Prior to 2012, the Grand Canyon razorback sucker was assumed to be locally extinct. However, the National Parks Service reports that several adult razorback suckers were caught in the western Grand Canyon in 2012. Before these captures, suckers hadn’t been seen in the Grand Canyon for more than 20 years.
Razorback suckers can live for 40 or more years and are the largest species of suckers in the Colorado River. Any species loss may negatively impact ecosystems, and suckers play an important role in controlling insect and crustacean populations.
The species was well-distributed and healthy in the years leading up to the construction of dams on the Colorado River. According to the NPS, Razorback suckers could be found in many of the Colorado River tributaries “and were typically found in calm flat-water reaches.”
The adults caught in 2012 were believed to have originated from Lake Mead and remain the largest population of wild reproducing razorbacks. Since their reintroduction to the habitat, conservationists have worked to stock the lake and stabilize the population.
In 2014, the NPS released sonic-tagged fish into the Colorado River, hoping to use the data collected to detect other groups of spawning razorbacks and assess their movements and habitat use. Clay Nelson, Grand Canyon National Park Fisheries Biologist, stated that “The information that may be gained tracking these adult razorback suckers will be valuable for future conservation and management of the species in Grand Canyon.”
Stocking, tagging, and monitoring programs have helped to stabilize the population. The species was listed as endangered in 1991, but in 2021, the U.S. Fish and Wildlife Service proposed that the species be removed from the endangered species list. The species has since been labeled Threatened.
The difference between the labels may seem insignificant to the average citizen, but the categorization is quite significant to conservation groups. Furthermore, the distinctions are important indicators of the stability of the species.

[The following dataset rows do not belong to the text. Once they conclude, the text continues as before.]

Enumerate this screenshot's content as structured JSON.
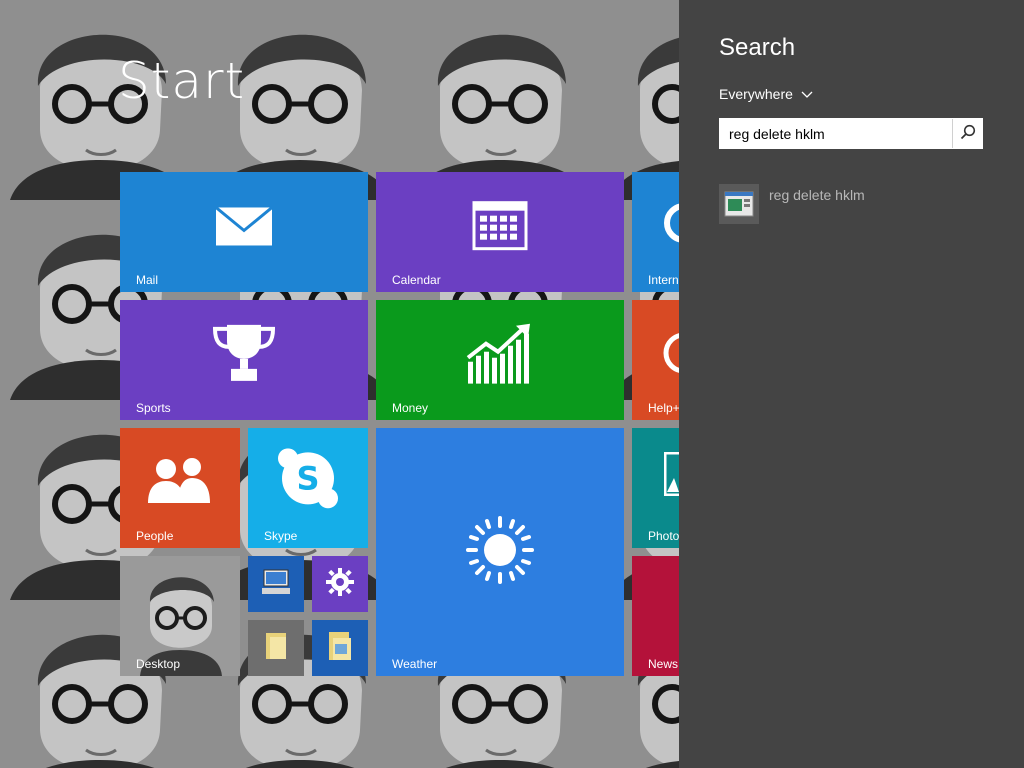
{
  "start": {
    "title": "Start"
  },
  "tiles": {
    "mail": {
      "label": "Mail",
      "color": "#1e84d3",
      "icon": "mail-icon"
    },
    "calendar": {
      "label": "Calendar",
      "color": "#6b3fc2",
      "icon": "calendar-icon"
    },
    "internet": {
      "label": "Intern",
      "color": "#1e84d3",
      "icon": "internet-explorer-icon"
    },
    "sports": {
      "label": "Sports",
      "color": "#6b3fc2",
      "icon": "trophy-icon"
    },
    "money": {
      "label": "Money",
      "color": "#0a9a1c",
      "icon": "chart-icon"
    },
    "help": {
      "label": "Help+",
      "color": "#d84a24",
      "icon": "help-icon"
    },
    "people": {
      "label": "People",
      "color": "#d84a24",
      "icon": "people-icon"
    },
    "skype": {
      "label": "Skype",
      "color": "#15aee8",
      "icon": "skype-icon"
    },
    "weather": {
      "label": "Weather",
      "color": "#2d7ee0",
      "icon": "sun-icon"
    },
    "photos": {
      "label": "Photo",
      "color": "#0a8a8c",
      "icon": "photo-icon"
    },
    "desktop": {
      "label": "Desktop",
      "icon": "desktop-icon"
    },
    "news": {
      "label": "News",
      "color": "#b4123a",
      "icon": "news-icon"
    },
    "small": [
      {
        "name": "this-pc-tile",
        "icon": "computer-icon",
        "color": "#1d5fb5"
      },
      {
        "name": "pc-settings-tile",
        "icon": "gear-icon",
        "color": "#6b3fc2"
      },
      {
        "name": "file-explorer-tile",
        "icon": "folder-icon",
        "color": "#6e6e6e"
      },
      {
        "name": "documents-tile",
        "icon": "folder-icon",
        "color": "#1d5fb5"
      }
    ]
  },
  "search": {
    "heading": "Search",
    "scope": "Everywhere",
    "query": "reg delete hklm",
    "results": [
      {
        "label": "reg delete hklm",
        "icon": "command-icon"
      }
    ]
  }
}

According to the Environmental Protection Agency, “Endangered species are those plants and animals that have become so rare they are in danger of becoming extinct. Threatened species are plants and animals that are likely to become endangered within the foreseeable future throughout all or a significant portion of its range.”
Considering the gradual population increase observed over the past few years, Grand Canyon razorback suckers are becoming more established within the region. The change from endangered to threatened took a little less than ten years, but researchers are hopeful that population increases may warrant another label shift in a few years.